In today’s worldwide market, there is a massive demand for used machinery. Many U.S. companies are able to generate income by selling their second-hand machinery to developing countries. Although the equipment is no longer new, it can often be used for years to come. The exporting procedure for used machinery requires careful inspection and certifications by engineers, as well as the help of a project forwarding company.
Obtain a used machinery appraisal by a certified engineer from The National Institute of Standards and Technology (NIST). You may find your local branch by using the link on the official U.S. Government Export website. Contact your local NIST office to request an engineer to physically inspect your equipment and issue an engineer's certificate. Provide relevant information to the engineer such as: the original value of the equipment, your estimated current value, the date of assembly, serial numbers and repair history.
Determine if the used machinery requires an export license. The U.S. Bureau of Industry and Security (BIS) requires an export license for certain items that could cause a possible threat to U.S. security if exported. Use the Commerce Control List to properly classify your export item. A link to this list can be found on the BIS website. If your machinery is not found on the list, you do not need an export license.
Screen the company or organization that is going to buy your used machinery. A blacklist of denied countries and organizations can also be found using the link on the BIS website. It is illegal to export to prohibited countries.
Apply for a license electronically on the BIS website (if your item requires an export license). A license could take several weeks or up to several months to arrive.

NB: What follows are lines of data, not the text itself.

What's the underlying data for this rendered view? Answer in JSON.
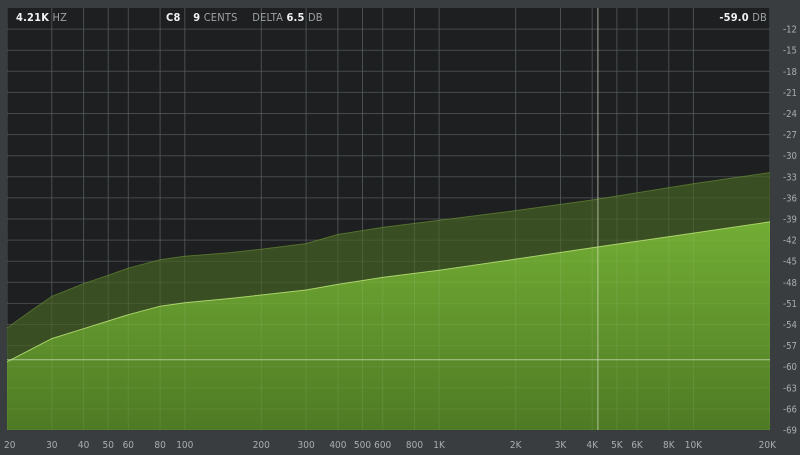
{
  "readout": {
    "frequency": {
      "value": "4.21K",
      "unit": "HZ"
    },
    "note": "C8",
    "cents": {
      "value": "9",
      "unit": "CENTS"
    },
    "delta": {
      "label": "DELTA",
      "value": "6.5",
      "unit": "DB"
    },
    "level": {
      "value": "-59.0",
      "unit": "DB"
    }
  },
  "cursor": {
    "frequency_hz": 4210,
    "level_db": -59.0
  },
  "chart_data": {
    "type": "area",
    "x_scale": "log",
    "xlim": [
      20,
      20000
    ],
    "ylim": [
      -69,
      -9
    ],
    "x_ticks": [
      {
        "label": "20",
        "hz": 20
      },
      {
        "label": "30",
        "hz": 30
      },
      {
        "label": "40",
        "hz": 40
      },
      {
        "label": "50",
        "hz": 50
      },
      {
        "label": "60",
        "hz": 60
      },
      {
        "label": "80",
        "hz": 80
      },
      {
        "label": "100",
        "hz": 100
      },
      {
        "label": "200",
        "hz": 200
      },
      {
        "label": "300",
        "hz": 300
      },
      {
        "label": "400",
        "hz": 400
      },
      {
        "label": "500",
        "hz": 500
      },
      {
        "label": "600",
        "hz": 600
      },
      {
        "label": "800",
        "hz": 800
      },
      {
        "label": "1K",
        "hz": 1000
      },
      {
        "label": "2K",
        "hz": 2000
      },
      {
        "label": "3K",
        "hz": 3000
      },
      {
        "label": "4K",
        "hz": 4000
      },
      {
        "label": "5K",
        "hz": 5000
      },
      {
        "label": "6K",
        "hz": 6000
      },
      {
        "label": "8K",
        "hz": 8000
      },
      {
        "label": "10K",
        "hz": 10000
      },
      {
        "label": "20K",
        "hz": 20000
      }
    ],
    "y_ticks": [
      "-12",
      "-15",
      "-18",
      "-21",
      "-24",
      "-27",
      "-30",
      "-33",
      "-36",
      "-39",
      "-42",
      "-45",
      "-48",
      "-51",
      "-54",
      "-57",
      "-60",
      "-63",
      "-66",
      "-69"
    ],
    "y_tick_values": [
      -12,
      -15,
      -18,
      -21,
      -24,
      -27,
      -30,
      -33,
      -36,
      -39,
      -42,
      -45,
      -48,
      -51,
      -54,
      -57,
      -60,
      -63,
      -66,
      -69
    ],
    "series": [
      {
        "x": [
          20,
          25,
          30,
          40,
          50,
          60,
          80,
          100,
          150,
          200,
          300,
          400,
          600,
          1000,
          2000,
          4000,
          10000,
          20000
        ],
        "y": [
          -54.5,
          -52,
          -50,
          -48.2,
          -47,
          -46,
          -44.8,
          -44.3,
          -43.8,
          -43.3,
          -42.5,
          -41.2,
          -40.2,
          -39.2,
          -37.8,
          -36.3,
          -34,
          -32.4
        ]
      },
      {
        "x": [
          20,
          25,
          30,
          40,
          50,
          60,
          80,
          100,
          150,
          200,
          300,
          400,
          600,
          1000,
          2000,
          4000,
          10000,
          20000
        ],
        "y": [
          -59.3,
          -57.5,
          -56,
          -54.6,
          -53.5,
          -52.6,
          -51.4,
          -50.9,
          -50.3,
          -49.8,
          -49.1,
          -48.3,
          -47.3,
          -46.3,
          -44.7,
          -43.1,
          -41,
          -39.4
        ]
      }
    ],
    "colors": {
      "background": "#1d1f20",
      "grid": "#3b4042",
      "spectrum_fill": "#62932c",
      "peak_fill": "#3d5322",
      "crosshair": "#d8e0c8",
      "frame": "#3a3d3f"
    }
  }
}
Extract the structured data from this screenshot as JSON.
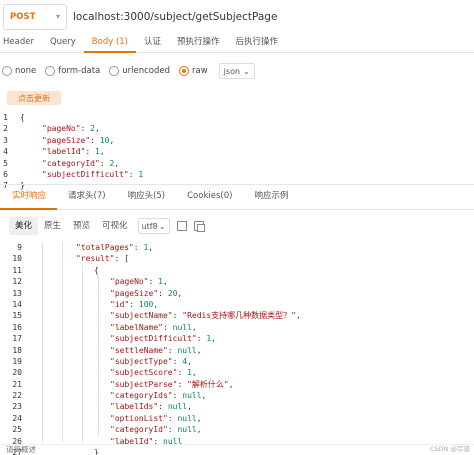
{
  "request": {
    "method": "POST",
    "url": "localhost:3000/subject/getSubjectPage"
  },
  "request_tabs": [
    {
      "label": "Header"
    },
    {
      "label": "Query"
    },
    {
      "label": "Body (1)"
    },
    {
      "label": "认证"
    },
    {
      "label": "预执行操作"
    },
    {
      "label": "后执行操作"
    }
  ],
  "body_types": [
    {
      "label": "none"
    },
    {
      "label": "form-data"
    },
    {
      "label": "urlencoded"
    },
    {
      "label": "raw"
    }
  ],
  "format_select": "json",
  "refresh_button": "点击更新",
  "request_body": {
    "lines": [
      {
        "no": "1",
        "text": "{"
      },
      {
        "no": "2",
        "key": "\"pageNo\"",
        "value": "2",
        "end": ","
      },
      {
        "no": "3",
        "key": "\"pageSize\"",
        "value": "10",
        "end": ","
      },
      {
        "no": "4",
        "key": "\"labelId\"",
        "value": "1",
        "end": ","
      },
      {
        "no": "5",
        "key": "\"categoryId\"",
        "value": "2",
        "end": ","
      },
      {
        "no": "6",
        "key": "\"subjectDifficult\"",
        "value": "1",
        "end": ""
      },
      {
        "no": "7",
        "text": "}"
      }
    ]
  },
  "response_tabs": [
    {
      "label": "实时响应"
    },
    {
      "label": "请求头(7)"
    },
    {
      "label": "响应头(5)"
    },
    {
      "label": "Cookies(0)"
    },
    {
      "label": "响应示例"
    }
  ],
  "view_tabs": [
    {
      "label": "美化"
    },
    {
      "label": "原生"
    },
    {
      "label": "预览"
    },
    {
      "label": "可视化"
    }
  ],
  "encoding": "utf8",
  "response_body": {
    "lines": [
      {
        "no": "9",
        "indent": 2,
        "key": "\"totalPages\"",
        "value": "1",
        "end": ","
      },
      {
        "no": "10",
        "indent": 2,
        "key": "\"result\"",
        "value": "[",
        "end": ""
      },
      {
        "no": "11",
        "indent": 3,
        "text": "{"
      },
      {
        "no": "12",
        "indent": 4,
        "key": "\"pageNo\"",
        "value": "1",
        "end": ","
      },
      {
        "no": "13",
        "indent": 4,
        "key": "\"pageSize\"",
        "value": "20",
        "end": ","
      },
      {
        "no": "14",
        "indent": 4,
        "key": "\"id\"",
        "value": "100",
        "end": ","
      },
      {
        "no": "15",
        "indent": 4,
        "key": "\"subjectName\"",
        "value": "\"Redis支持哪几种数据类型？\"",
        "end": ","
      },
      {
        "no": "16",
        "indent": 4,
        "key": "\"labelName\"",
        "value": "null",
        "end": ","
      },
      {
        "no": "17",
        "indent": 4,
        "key": "\"subjectDifficult\"",
        "value": "1",
        "end": ","
      },
      {
        "no": "18",
        "indent": 4,
        "key": "\"settleName\"",
        "value": "null",
        "end": ","
      },
      {
        "no": "19",
        "indent": 4,
        "key": "\"subjectType\"",
        "value": "4",
        "end": ","
      },
      {
        "no": "20",
        "indent": 4,
        "key": "\"subjectScore\"",
        "value": "1",
        "end": ","
      },
      {
        "no": "21",
        "indent": 4,
        "key": "\"subjectParse\"",
        "value": "\"解析什么\"",
        "end": ","
      },
      {
        "no": "22",
        "indent": 4,
        "key": "\"categoryIds\"",
        "value": "null",
        "end": ","
      },
      {
        "no": "23",
        "indent": 4,
        "key": "\"labelIds\"",
        "value": "null",
        "end": ","
      },
      {
        "no": "24",
        "indent": 4,
        "key": "\"optionList\"",
        "value": "null",
        "end": ","
      },
      {
        "no": "25",
        "indent": 4,
        "key": "\"categoryId\"",
        "value": "null",
        "end": ","
      },
      {
        "no": "26",
        "indent": 4,
        "key": "\"labelId\"",
        "value": "null",
        "end": ""
      },
      {
        "no": "27",
        "indent": 3,
        "text": "}"
      }
    ]
  },
  "footer_text": "请简概述",
  "watermark": "CSDN @宗谱"
}
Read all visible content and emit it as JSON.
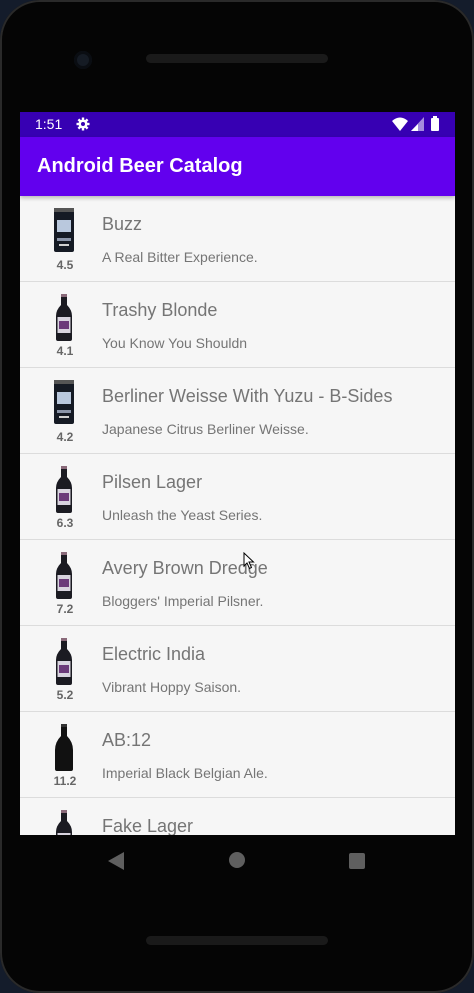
{
  "status_bar": {
    "time": "1:51"
  },
  "app_bar": {
    "title": "Android Beer Catalog"
  },
  "beers": [
    {
      "name": "Buzz",
      "tagline": "A Real Bitter Experience.",
      "abv": "4.5",
      "bottle": "can-icon"
    },
    {
      "name": "Trashy Blonde",
      "tagline": "You Know You Shouldn",
      "abv": "4.1",
      "bottle": "bottle-icon"
    },
    {
      "name": "Berliner Weisse With Yuzu - B-Sides",
      "tagline": "Japanese Citrus Berliner Weisse.",
      "abv": "4.2",
      "bottle": "can-icon"
    },
    {
      "name": "Pilsen Lager",
      "tagline": "Unleash the Yeast Series.",
      "abv": "6.3",
      "bottle": "bottle-icon"
    },
    {
      "name": "Avery Brown Dredge",
      "tagline": "Bloggers' Imperial Pilsner.",
      "abv": "7.2",
      "bottle": "bottle-icon"
    },
    {
      "name": "Electric India",
      "tagline": "Vibrant Hoppy Saison.",
      "abv": "5.2",
      "bottle": "bottle-icon"
    },
    {
      "name": "AB:12",
      "tagline": "Imperial Black Belgian Ale.",
      "abv": "11.2",
      "bottle": "dark-bottle-icon"
    },
    {
      "name": "Fake Lager",
      "tagline": "",
      "abv": "",
      "bottle": "bottle-icon"
    }
  ],
  "colors": {
    "status_bar": "#3700b3",
    "app_bar": "#6200ee",
    "list_background": "#f6f6f6"
  }
}
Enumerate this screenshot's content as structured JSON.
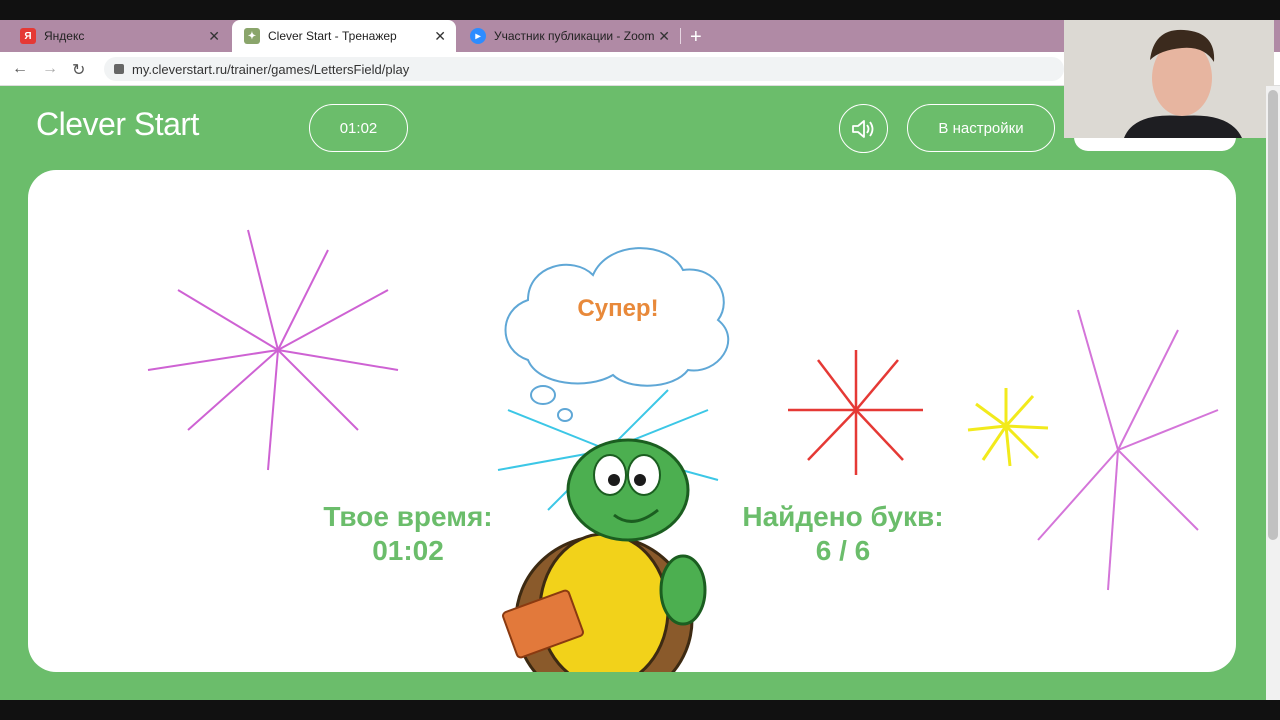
{
  "browser": {
    "tabs": [
      {
        "label": "Яндекс",
        "icon": "yandex-icon",
        "active": false
      },
      {
        "label": "Clever Start - Тренажер",
        "icon": "turtle-icon",
        "active": true
      },
      {
        "label": "Участник публикации - Zoom",
        "icon": "zoom-icon",
        "active": false
      }
    ],
    "new_tab": "+",
    "url": "my.cleverstart.ru/trainer/games/LettersField/play"
  },
  "header": {
    "logo": "Clever Start",
    "timer": "01:02",
    "settings_label": "В настройки"
  },
  "result": {
    "bubble_text": "Супер!",
    "time_label": "Твое время:",
    "time_value": "01:02",
    "letters_label": "Найдено букв:",
    "letters_value": "6 / 6"
  },
  "colors": {
    "page_green": "#6bbd6b",
    "bubble_orange": "#e8893a",
    "tab_bar": "#b08aa5"
  }
}
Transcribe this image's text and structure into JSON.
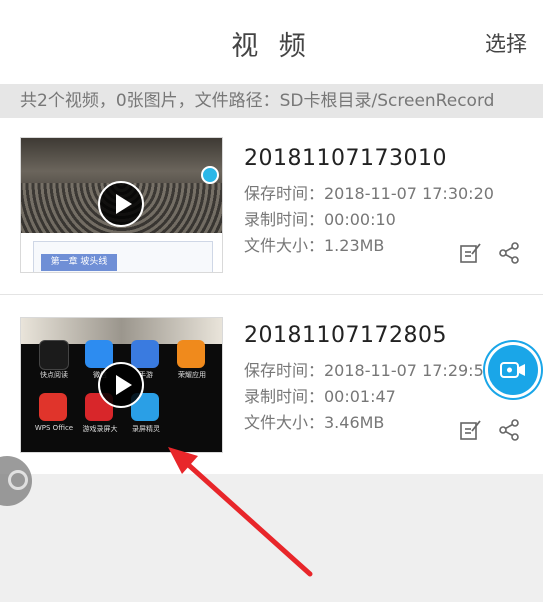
{
  "header": {
    "title": "视 频",
    "select_label": "选择"
  },
  "info_bar": {
    "text": "共2个视频，0张图片，文件路径：SD卡根目录/ScreenRecord"
  },
  "videos": [
    {
      "name": "20181107173010",
      "saved": "保存时间：2018-11-07 17:30:20",
      "duration": "录制时间：00:00:10",
      "size": "文件大小：1.23MB",
      "thumb_tag": "第一章 坡头线"
    },
    {
      "name": "20181107172805",
      "saved": "保存时间：2018-11-07 17:29:52",
      "duration": "录制时间：00:01:47",
      "size": "文件大小：3.46MB",
      "thumb_apps": [
        "快点阅读",
        "微信",
        "手游",
        "荣耀应用",
        "WPS Office",
        "游戏录屏大",
        "录屏精灵"
      ]
    }
  ],
  "colors": {
    "accent": "#1aa6e8",
    "arrow": "#e8262a",
    "tag": "#6f8fd6"
  },
  "icons": {
    "edit": "edit-icon",
    "share": "share-icon",
    "record": "camera-icon",
    "floating": "floating-ball-icon"
  }
}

Contact a project forwarding company. These companies specialize in the logistics involved in moving heavy or over-sized freight internationally. Contact several companies and provide information regarding your export: weight, dimensions, value and when you need it to arrive to the country of destination. You will likely receive a rate quote within a few days by email. Call to follow up if you do not receive a response. Compare the quotes, history and customer service provided by the companies before making a selection. Use industry publications, such as Supply Chain Digital, to view full company profiles to help you make a decision. It is especially important to choose a company that has successfully handled similar shipments to your own.
Prepare shipping documents to include: bill of lading, commercial invoice (stating the value of the machinery) and certificate of origin. Provide these documents to your project forwarding company, along with the engineer's certificate. Agree on a date with your forwarder when your equipment will be picked up for shipment. Your forwarder will then coordinate the movement of the freight from your local port to the desired point in the country of destination.
Exporting to a country on the prohibited list carries the risk your shipment will be confiscated and severe fines.
Sean Chappell has been a freelance writer since 2005 and also lived and worked throughout Europe for three years as a certified TEFL teacher. Chappell's work has been published on business blogs such as printerink.com. He has a Bachelor of Arts in English and a minor in journalism/Spanish from Brigham Young University-Hawaii.